I’ve beat around the bushes, and still haven’t told you my take on this deadliest mission. But with time to think about this order while en route to the target, I’m sure many things passed through my mind about my family but especially if we were shot down, and lived to be captured. When this mission was first announced, I was no better than anyone else in that room . . . madder than hell after being told the components of this mission. Was I thinking of the happenings to all the civilians of Japan? . . . Not only no, but Hell NO . . . it was all about myself, about all of us fellows that befell the duty now to carry out our leader’s orders, even though we were in disagreement.

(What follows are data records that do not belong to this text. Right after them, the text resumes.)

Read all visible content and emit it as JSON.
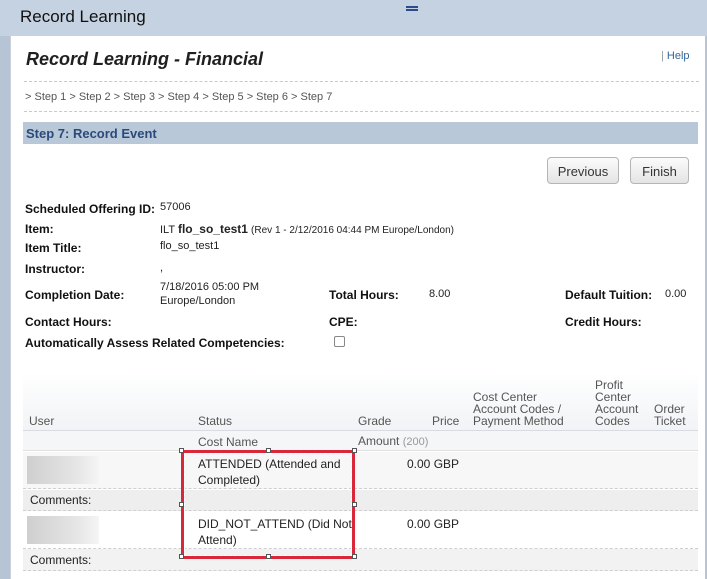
{
  "window": {
    "title": "Record Learning"
  },
  "page": {
    "title": "Record Learning - Financial",
    "help_sep": "|",
    "help": "Help",
    "breadcrumb": "> Step 1 > Step 2 > Step 3 > Step 4 > Step 5 > Step 6 > Step 7",
    "step_title": "Step 7: Record Event"
  },
  "buttons": {
    "previous": "Previous",
    "finish": "Finish"
  },
  "details": {
    "scheduled_offering_id_label": "Scheduled Offering ID:",
    "scheduled_offering_id": "57006",
    "item_label": "Item:",
    "item_prefix": "ILT",
    "item_name": "flo_so_test1",
    "item_rev": "(Rev 1 - 2/12/2016 04:44 PM Europe/London)",
    "item_title_label": "Item Title:",
    "item_title": "flo_so_test1",
    "instructor_label": "Instructor:",
    "instructor": ",",
    "completion_date_label": "Completion Date:",
    "completion_date_line1": "7/18/2016 05:00 PM",
    "completion_date_line2": "Europe/London",
    "total_hours_label": "Total Hours:",
    "total_hours": "8.00",
    "default_tuition_label": "Default Tuition:",
    "default_tuition": "0.00",
    "contact_hours_label": "Contact Hours:",
    "cpe_label": "CPE:",
    "credit_hours_label": "Credit Hours:",
    "auto_assess_label": "Automatically Assess Related Competencies:"
  },
  "grid": {
    "headers": {
      "user": "User",
      "status": "Status",
      "grade": "Grade",
      "price": "Price",
      "cost_center_l1": "Cost Center",
      "cost_center_l2": "Account Codes /",
      "cost_center_l3": "Payment Method",
      "profit_center_l1": "Profit",
      "profit_center_l2": "Center",
      "profit_center_l3": "Account",
      "profit_center_l4": "Codes",
      "order_l1": "Order",
      "order_l2": "Ticket"
    },
    "subheader": {
      "cost_name": "Cost Name",
      "amount": "Amount",
      "amount_count": "(200)"
    },
    "rows": [
      {
        "status": "ATTENDED (Attended and Completed)",
        "price": "0.00 GBP",
        "comments": "Comments:"
      },
      {
        "status": "DID_NOT_ATTEND (Did Not Attend)",
        "price": "0.00 GBP",
        "comments": "Comments:"
      }
    ]
  },
  "colors": {
    "highlight": "#d8283a",
    "step_header": "#b8c8d9",
    "title_bar": "#c5d2e1"
  }
}
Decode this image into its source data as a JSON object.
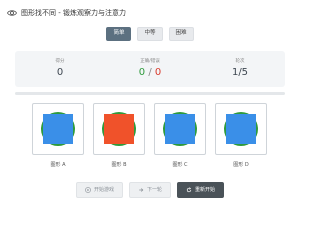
{
  "header": {
    "title": "图形找不同 - 锻炼观察力与注意力",
    "icon": "eye-icon"
  },
  "difficulty": {
    "options": [
      "简单",
      "中等",
      "困难"
    ],
    "selected": "简单"
  },
  "stats": {
    "score_label": "得分",
    "score_value": "0",
    "correct_wrong_label": "正确/错误",
    "correct_value": "0",
    "separator": "/",
    "wrong_value": "0",
    "round_label": "轮次",
    "round_value": "1/5"
  },
  "progress": {
    "fraction": 0.0
  },
  "cards": [
    {
      "label": "图形 A",
      "fill": "#3a8fe8"
    },
    {
      "label": "图形 B",
      "fill": "#f0522a"
    },
    {
      "label": "图形 C",
      "fill": "#3a8fe8"
    },
    {
      "label": "图形 D",
      "fill": "#3a8fe8"
    }
  ],
  "controls": {
    "start_label": "开始游戏",
    "next_label": "下一轮",
    "restart_label": "重新开始"
  },
  "colors": {
    "accent": "#5c7080",
    "shape_blue": "#3a8fe8",
    "shape_orange": "#f0522a",
    "circle_green": "#2e9a3c"
  }
}
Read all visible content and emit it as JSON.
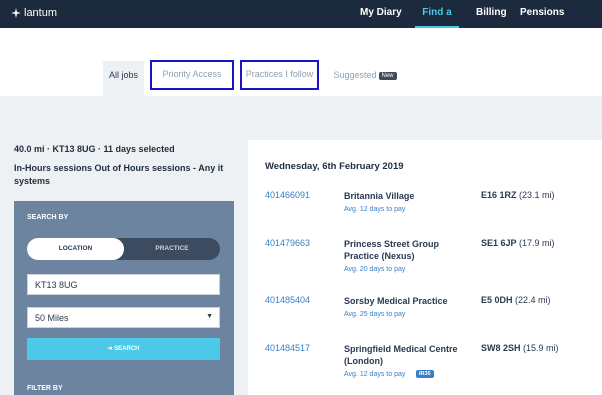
{
  "nav": {
    "logo": "lantum",
    "items": [
      {
        "label": "My Diary",
        "active": false
      },
      {
        "label": "Find a Job",
        "active": true
      },
      {
        "label": "Billing",
        "active": false
      },
      {
        "label": "Pensions",
        "active": false
      }
    ]
  },
  "tabs": [
    {
      "label": "All jobs",
      "active": true
    },
    {
      "label": "Priority Access",
      "active": false
    },
    {
      "label": "Practices I follow",
      "active": false
    },
    {
      "label": "Suggested",
      "badge": "New",
      "active": false
    }
  ],
  "filters": {
    "summary": "40.0 mi · KT13 8UG · 11 days selected",
    "sessions": "In-Hours sessions Out of Hours sessions - Any it systems"
  },
  "search_panel": {
    "heading": "SEARCH BY",
    "toggle": {
      "selected": "LOCATION",
      "other": "PRACTICE"
    },
    "location_value": "KT13 8UG",
    "distance_selected": "50 Miles",
    "search_button": "➜ SEARCH",
    "filter_heading": "FILTER BY"
  },
  "results": {
    "date": "Wednesday, 6th February 2019",
    "jobs": [
      {
        "id": "401466091",
        "practice": "Britannia Village",
        "pay": "Avg. 12 days to pay",
        "postcode": "E16 1RZ",
        "distance": "(23.1 mi)",
        "badge": ""
      },
      {
        "id": "401479663",
        "practice": "Princess Street Group Practice (Nexus)",
        "pay": "Avg. 20 days to pay",
        "postcode": "SE1 6JP",
        "distance": "(17.9 mi)",
        "badge": ""
      },
      {
        "id": "401485404",
        "practice": "Sorsby Medical Practice",
        "pay": "Avg. 25 days to pay",
        "postcode": "E5 0DH",
        "distance": "(22.4 mi)",
        "badge": ""
      },
      {
        "id": "401484517",
        "practice": "Springfield Medical Centre (London)",
        "pay": "Avg. 12 days to pay",
        "postcode": "SW8 2SH",
        "distance": "(15.9 mi)",
        "badge": "IR35"
      }
    ]
  }
}
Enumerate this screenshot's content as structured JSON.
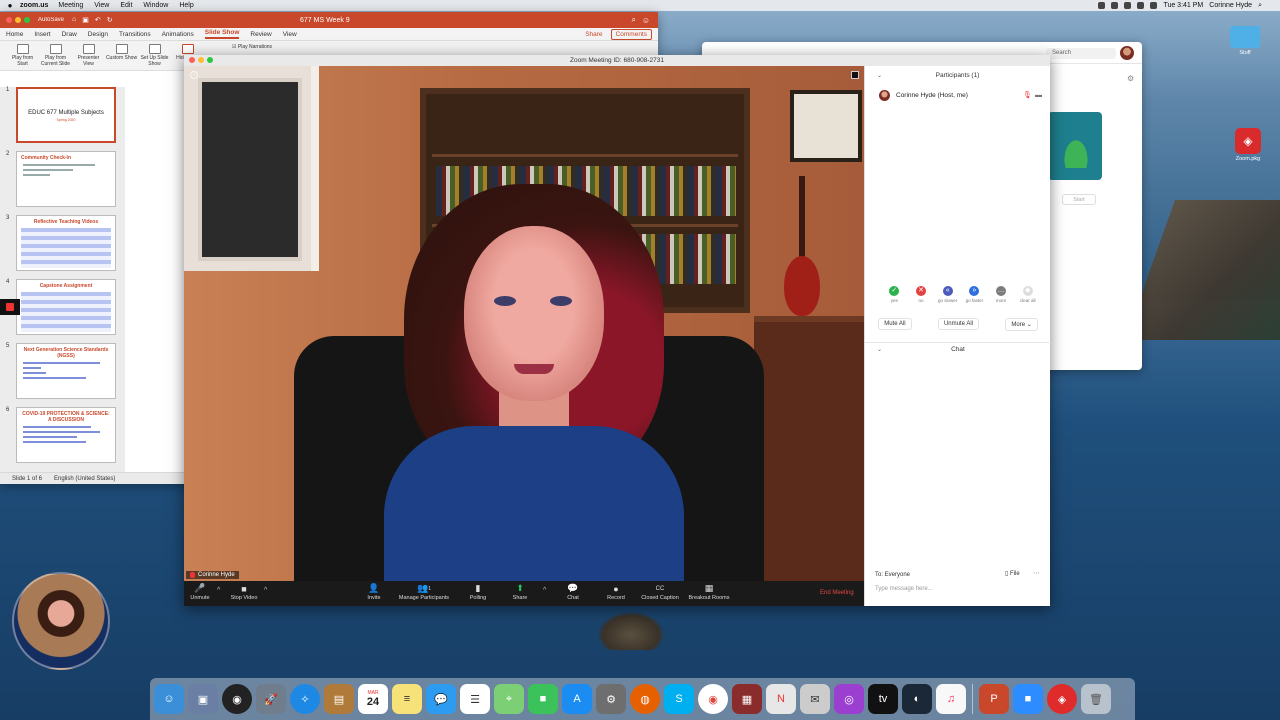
{
  "menubar": {
    "app_name": "zoom.us",
    "menus": [
      "Meeting",
      "View",
      "Edit",
      "Window",
      "Help"
    ],
    "clock": "Tue 3:41 PM",
    "user": "Corinne Hyde"
  },
  "powerpoint": {
    "autosave_label": "AutoSave",
    "file_name": "677 MS Week 9",
    "tabs": [
      "Home",
      "Insert",
      "Draw",
      "Design",
      "Transitions",
      "Animations",
      "Slide Show",
      "Review",
      "View"
    ],
    "active_tab": "Slide Show",
    "share_label": "Share",
    "comments_label": "Comments",
    "ribbon": [
      {
        "label": "Play from Start",
        "icon": "play-icon"
      },
      {
        "label": "Play from Current Slide",
        "icon": "play-current-icon"
      },
      {
        "label": "Presenter View",
        "icon": "presenter-icon"
      },
      {
        "label": "Custom Show",
        "icon": "custom-show-icon"
      },
      {
        "label": "Set Up Slide Show",
        "icon": "setup-icon"
      },
      {
        "label": "Hide Slide",
        "icon": "hide-slide-icon"
      }
    ],
    "ribbon_checkbox": "Play Narrations",
    "slides": [
      {
        "num": "1",
        "title": "EDUC 677 Multiple Subjects",
        "subtitle": "Spring 2020",
        "selected": true
      },
      {
        "num": "2",
        "title": "Community Check-In",
        "style": "lines"
      },
      {
        "num": "3",
        "title": "Reflective Teaching Videos",
        "style": "table"
      },
      {
        "num": "4",
        "title": "Capstone Assignment",
        "style": "table"
      },
      {
        "num": "5",
        "title": "Next Generation Science Standards (NGSS)",
        "style": "lines-blue"
      },
      {
        "num": "6",
        "title": "COVID-19 PROTECTION & SCIENCE: A DISCUSSION",
        "style": "lines-blue"
      }
    ],
    "status_slide": "Slide 1 of 6",
    "status_lang": "English (United States)"
  },
  "zoom_home": {
    "search_placeholder": "Search",
    "start_label": "Start"
  },
  "meeting": {
    "title": "Zoom Meeting ID: 680-908-2731",
    "speaker_name": "Corinne Hyde",
    "toolbar": [
      {
        "label": "Unmute",
        "icon": "mic-muted-icon",
        "glyph": "🎤",
        "red": true
      },
      {
        "label": "Stop Video",
        "icon": "video-camera-icon",
        "glyph": "■"
      },
      {
        "label": "Invite",
        "icon": "invite-icon",
        "glyph": "👤"
      },
      {
        "label": "Manage Participants",
        "icon": "participants-icon",
        "glyph": "👥",
        "badge": "1"
      },
      {
        "label": "Polling",
        "icon": "polling-icon",
        "glyph": "▮"
      },
      {
        "label": "Share",
        "icon": "share-screen-icon",
        "glyph": "⬆",
        "green": true
      },
      {
        "label": "Chat",
        "icon": "chat-icon",
        "glyph": "💬"
      },
      {
        "label": "Record",
        "icon": "record-icon",
        "glyph": "●"
      },
      {
        "label": "Closed Caption",
        "icon": "cc-icon",
        "glyph": "CC"
      },
      {
        "label": "Breakout Rooms",
        "icon": "breakout-icon",
        "glyph": "▦"
      }
    ],
    "end_label": "End Meeting"
  },
  "participants": {
    "title": "Participants (1)",
    "list": [
      {
        "name": "Corinne Hyde (Host, me)"
      }
    ],
    "feedback": [
      {
        "label": "yes",
        "glyph": "✓",
        "color": "green"
      },
      {
        "label": "no",
        "glyph": "✕",
        "color": "red"
      },
      {
        "label": "go slower",
        "glyph": "«",
        "color": "blue1"
      },
      {
        "label": "go faster",
        "glyph": "»",
        "color": "blue2"
      },
      {
        "label": "more",
        "glyph": "…",
        "color": "gray"
      },
      {
        "label": "clear all",
        "glyph": "◆",
        "color": "light"
      }
    ],
    "mute_all": "Mute All",
    "unmute_all": "Unmute All",
    "more": "More"
  },
  "chat": {
    "title": "Chat",
    "to_label": "To: Everyone",
    "file_label": "File",
    "input_placeholder": "Type message here..."
  },
  "desktop": {
    "folder_label": "Stuff",
    "zoom_installer_label": "Zoom.pkg"
  },
  "dock": {
    "calendar_month": "MAR",
    "calendar_day": "24"
  }
}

Remembering back when I first entered the military, the first basic premise of learning was to never question but to obey orders. But then such thoughts as: the Jap’s don’t honor the Geneva Convention of war; Jap’s shoot our men out of parachutes; all the Jap carnage we heard they did to the Chinese from the wanton killings, beheadings of civilians to raping of their women; the Jap’s beheading and torturing prisoners; Jap’s booby-trapping their own; Jap’s committing suicide rather becoming prisoners; Jap’s throwing their families off the suicide cliffs on Saipan and Tinian; their religious beliefs to die for their Emperor; but hey . . . they started this bloody WAR, and we‘re just the guys to help finish it.
There seemed to be no derelict of duty that I saw with any of the crews, as we all seemly hit the target with fervor of now completing this mission as ordered on Tokyo. While that was not enough to end the war by their Japanese War Lords, it took another 69 cities to be burned; their shipping cut 85+ %; and two atomic bombs before their Emperor interceded and capitulated. I was asked during an interview last Sept (2007), by a Japanese group “Was I ‘proud’ to have killed 100,000 people and been involved in this mission? In so many words, I said that ‘proud’ was not the correct usage in their question, but that I was proud when duty called me for this mission, that I served with the best of my abilities, guts, and fortitude for my Country. The outcome of what happened, happened! Today I would ask them “Can the Japanese War Lords be proud of what they did to their very own peoples and country? I think not.”